James Henry, ‘Pigeons’. As an opening line for a nineteenth-century poem, ‘By what mistake were pigeons made so happy’ stands out for its directness, its sheer oddness, and its unusual choice of subject-matter (doves in poetry, why yes; pigeons? Um…). James Henry (1798-1876) was overlooked during his lifetime and it was only more than a century after his death that his work was discovered. ‘Pigeons’ offers something very different from Henry’s contemporaries, whether Keats or Tennyson or even Browning.
Emily Dickinson, ‘“Hope” is the thing with feathers’. As with many of her poems, Emily Dickinson here takes an abstract feeling or idea – in this case, hope – and likens it to something physical, visible, and tangible – a singing bird. Hope, for Dickinson, sings its wordless tune and never stops singing it: nothing can faze it.

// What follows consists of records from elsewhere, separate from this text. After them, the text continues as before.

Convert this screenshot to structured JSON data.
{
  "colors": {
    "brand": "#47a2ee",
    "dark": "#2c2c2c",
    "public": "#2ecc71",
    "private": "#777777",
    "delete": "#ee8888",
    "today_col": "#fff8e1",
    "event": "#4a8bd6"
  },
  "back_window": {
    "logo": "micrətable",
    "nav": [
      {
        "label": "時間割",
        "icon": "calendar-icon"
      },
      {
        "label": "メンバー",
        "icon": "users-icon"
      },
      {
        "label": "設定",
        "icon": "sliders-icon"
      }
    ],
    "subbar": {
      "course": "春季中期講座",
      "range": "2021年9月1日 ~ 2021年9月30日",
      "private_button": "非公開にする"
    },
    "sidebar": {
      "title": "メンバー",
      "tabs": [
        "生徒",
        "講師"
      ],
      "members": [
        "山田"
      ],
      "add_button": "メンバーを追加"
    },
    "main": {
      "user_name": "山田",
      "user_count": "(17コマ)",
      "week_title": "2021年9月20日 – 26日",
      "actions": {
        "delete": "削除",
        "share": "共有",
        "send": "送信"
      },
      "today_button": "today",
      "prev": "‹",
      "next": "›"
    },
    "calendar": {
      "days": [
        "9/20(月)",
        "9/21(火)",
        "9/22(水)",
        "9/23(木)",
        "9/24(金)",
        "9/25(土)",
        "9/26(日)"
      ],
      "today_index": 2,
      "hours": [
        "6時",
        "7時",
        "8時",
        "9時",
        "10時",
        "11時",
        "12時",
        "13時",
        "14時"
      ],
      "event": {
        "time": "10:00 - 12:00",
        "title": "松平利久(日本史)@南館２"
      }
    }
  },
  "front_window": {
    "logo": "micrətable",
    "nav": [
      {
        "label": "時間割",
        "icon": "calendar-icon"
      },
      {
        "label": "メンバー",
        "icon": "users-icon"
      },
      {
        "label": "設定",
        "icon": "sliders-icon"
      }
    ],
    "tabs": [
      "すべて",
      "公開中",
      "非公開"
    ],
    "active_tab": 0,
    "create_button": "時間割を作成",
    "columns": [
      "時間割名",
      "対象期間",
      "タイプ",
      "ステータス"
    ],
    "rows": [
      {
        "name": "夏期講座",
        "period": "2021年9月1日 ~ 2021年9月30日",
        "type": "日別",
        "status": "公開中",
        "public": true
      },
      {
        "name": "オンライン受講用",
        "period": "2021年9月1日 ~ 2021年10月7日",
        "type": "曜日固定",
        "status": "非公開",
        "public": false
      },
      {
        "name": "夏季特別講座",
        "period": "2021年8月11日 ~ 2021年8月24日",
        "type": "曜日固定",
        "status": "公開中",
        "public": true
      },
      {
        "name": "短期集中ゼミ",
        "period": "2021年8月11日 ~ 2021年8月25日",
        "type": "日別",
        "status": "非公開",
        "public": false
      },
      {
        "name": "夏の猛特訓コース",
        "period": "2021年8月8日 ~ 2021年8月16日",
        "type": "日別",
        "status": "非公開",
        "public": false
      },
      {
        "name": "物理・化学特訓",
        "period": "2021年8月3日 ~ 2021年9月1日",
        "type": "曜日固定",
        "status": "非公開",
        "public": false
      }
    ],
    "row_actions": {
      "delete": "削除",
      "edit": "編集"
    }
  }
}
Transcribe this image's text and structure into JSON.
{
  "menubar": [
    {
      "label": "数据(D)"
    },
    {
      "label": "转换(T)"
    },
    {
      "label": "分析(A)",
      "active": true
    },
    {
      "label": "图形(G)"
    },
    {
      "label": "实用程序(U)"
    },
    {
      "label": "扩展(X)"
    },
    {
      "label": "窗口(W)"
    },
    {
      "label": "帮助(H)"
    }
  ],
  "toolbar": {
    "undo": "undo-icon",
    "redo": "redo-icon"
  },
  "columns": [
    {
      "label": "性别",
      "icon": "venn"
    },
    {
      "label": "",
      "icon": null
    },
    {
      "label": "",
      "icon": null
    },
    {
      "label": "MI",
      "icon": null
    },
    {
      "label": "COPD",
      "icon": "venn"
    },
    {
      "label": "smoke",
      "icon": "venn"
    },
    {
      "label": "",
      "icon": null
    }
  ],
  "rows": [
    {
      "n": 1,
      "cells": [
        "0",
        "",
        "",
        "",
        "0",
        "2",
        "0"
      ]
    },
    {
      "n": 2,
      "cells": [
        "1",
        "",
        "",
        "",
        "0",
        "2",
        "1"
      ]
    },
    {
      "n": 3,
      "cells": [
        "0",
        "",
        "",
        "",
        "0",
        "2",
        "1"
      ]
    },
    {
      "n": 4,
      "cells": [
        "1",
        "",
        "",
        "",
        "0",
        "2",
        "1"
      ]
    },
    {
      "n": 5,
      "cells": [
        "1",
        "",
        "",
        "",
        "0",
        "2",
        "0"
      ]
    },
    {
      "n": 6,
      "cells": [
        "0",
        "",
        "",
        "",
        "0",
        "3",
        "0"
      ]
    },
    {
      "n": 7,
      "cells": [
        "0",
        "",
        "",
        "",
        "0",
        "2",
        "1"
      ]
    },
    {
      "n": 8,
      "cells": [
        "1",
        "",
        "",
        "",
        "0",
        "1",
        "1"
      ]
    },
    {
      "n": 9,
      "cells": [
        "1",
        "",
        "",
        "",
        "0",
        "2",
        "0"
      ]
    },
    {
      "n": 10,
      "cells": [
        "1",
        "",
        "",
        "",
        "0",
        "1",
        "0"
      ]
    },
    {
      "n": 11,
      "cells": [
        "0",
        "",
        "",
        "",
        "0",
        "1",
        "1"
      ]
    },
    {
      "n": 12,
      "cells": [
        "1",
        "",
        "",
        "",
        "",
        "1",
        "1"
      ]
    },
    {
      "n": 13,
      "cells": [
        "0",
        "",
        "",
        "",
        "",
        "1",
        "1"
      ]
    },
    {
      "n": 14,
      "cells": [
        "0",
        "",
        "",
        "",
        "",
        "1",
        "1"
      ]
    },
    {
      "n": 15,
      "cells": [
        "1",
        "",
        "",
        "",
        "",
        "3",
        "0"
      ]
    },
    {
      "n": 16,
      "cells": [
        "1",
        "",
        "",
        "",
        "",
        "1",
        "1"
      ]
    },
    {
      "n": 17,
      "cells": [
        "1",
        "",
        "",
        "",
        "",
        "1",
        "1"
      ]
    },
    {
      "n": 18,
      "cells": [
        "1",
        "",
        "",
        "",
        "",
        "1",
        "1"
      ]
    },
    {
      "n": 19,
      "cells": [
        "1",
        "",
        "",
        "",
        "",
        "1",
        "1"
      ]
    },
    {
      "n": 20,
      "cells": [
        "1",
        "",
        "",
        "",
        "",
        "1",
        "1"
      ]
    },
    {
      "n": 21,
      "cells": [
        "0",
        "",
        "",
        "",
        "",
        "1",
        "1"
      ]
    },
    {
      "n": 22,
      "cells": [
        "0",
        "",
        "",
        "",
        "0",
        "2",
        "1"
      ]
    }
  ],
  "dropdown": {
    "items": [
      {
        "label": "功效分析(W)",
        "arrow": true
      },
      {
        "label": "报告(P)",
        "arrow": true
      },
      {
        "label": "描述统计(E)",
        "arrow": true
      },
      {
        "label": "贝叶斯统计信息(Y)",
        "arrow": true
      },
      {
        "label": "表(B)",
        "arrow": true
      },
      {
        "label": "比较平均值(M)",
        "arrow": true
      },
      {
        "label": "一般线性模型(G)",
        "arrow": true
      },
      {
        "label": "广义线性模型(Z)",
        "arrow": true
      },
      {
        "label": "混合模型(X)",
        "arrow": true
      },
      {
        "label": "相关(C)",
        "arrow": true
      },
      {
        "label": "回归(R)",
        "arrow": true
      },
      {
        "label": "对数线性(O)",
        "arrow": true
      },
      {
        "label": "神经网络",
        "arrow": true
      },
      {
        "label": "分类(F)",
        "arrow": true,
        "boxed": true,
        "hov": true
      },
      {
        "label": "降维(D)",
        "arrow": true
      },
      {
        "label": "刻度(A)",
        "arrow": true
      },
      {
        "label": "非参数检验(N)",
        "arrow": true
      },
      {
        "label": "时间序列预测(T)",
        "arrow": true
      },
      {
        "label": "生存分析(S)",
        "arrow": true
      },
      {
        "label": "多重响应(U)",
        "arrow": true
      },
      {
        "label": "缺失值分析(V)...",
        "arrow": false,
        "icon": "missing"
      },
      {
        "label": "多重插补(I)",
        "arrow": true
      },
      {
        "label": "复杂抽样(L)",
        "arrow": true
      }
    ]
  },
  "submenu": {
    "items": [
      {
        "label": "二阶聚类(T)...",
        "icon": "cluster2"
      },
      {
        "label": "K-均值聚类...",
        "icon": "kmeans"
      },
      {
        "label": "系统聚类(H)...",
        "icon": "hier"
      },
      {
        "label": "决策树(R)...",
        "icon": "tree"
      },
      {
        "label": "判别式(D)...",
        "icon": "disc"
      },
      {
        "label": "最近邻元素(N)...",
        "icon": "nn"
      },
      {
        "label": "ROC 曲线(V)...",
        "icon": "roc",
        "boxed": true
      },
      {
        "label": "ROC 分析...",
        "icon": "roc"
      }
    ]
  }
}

Gerard Manley Hopkins, ‘The Windhover’. Gerard Manley Hopkins (1844-89) thought ‘The Windhover’ the best thing he ever wrote. He wrote it in 1877, during a golden era of creativity for the poet, while he was living in Wales. The comparison between the kestrel or ‘windhover’ and Christ arises out of Hopkins’s deeply felt Christianity (he was a Jesuit), and the poet’s breathless exhilaration at sighting the bird is brilliantly captured by Hopkins’s distinctive ‘sprung rhythm’.
Wallace Stevens, ‘Thirteen Ways of Looking at a Blackbird’. Taken from Stevens’ first collection, Harmonium (1923), though it was first published in 1917 in the journal Others, this poem has been viewed as an example of American imagism and as an exercise in Stevens’ idea of perspectivism, whereby each of the thirteen mini-poems examines the blackbird in a different way.
Ted Hughes, ‘King of Carrion’. Any list of the best bird poems should probably include something from Ted Hughes’ experimental but defining volume, Crow (1970). Hughes wrote the cycle of poems about ‘Crow’ in the late 1960s, and it was a far more experimental and avant-garde book than Hughes’s previous volumes of poetry. ‘King of Carrion’ is an accessible but representative poem from this enthralling if unsettling collection. Hughes doesn’t shy aware from the Darwinian violence inherent in the natural world.
For more classic poetry, we recommend The Oxford Book of English Verse – perhaps the best poetry anthology on the market. Continue to explore the world of poetry with our tips for the close reading of poetry, these must-have poetry anthologies, and these classic poems about horses.
The author of this article, Dr Oliver Tearle, is a literary critic and lecturer in English at Loughborough University. He is the author of, among others, The Secret Library: A Book-Lovers’ Journey Through Curiosities of History and The Great War, The Waste Land and the Modernist Long Poem.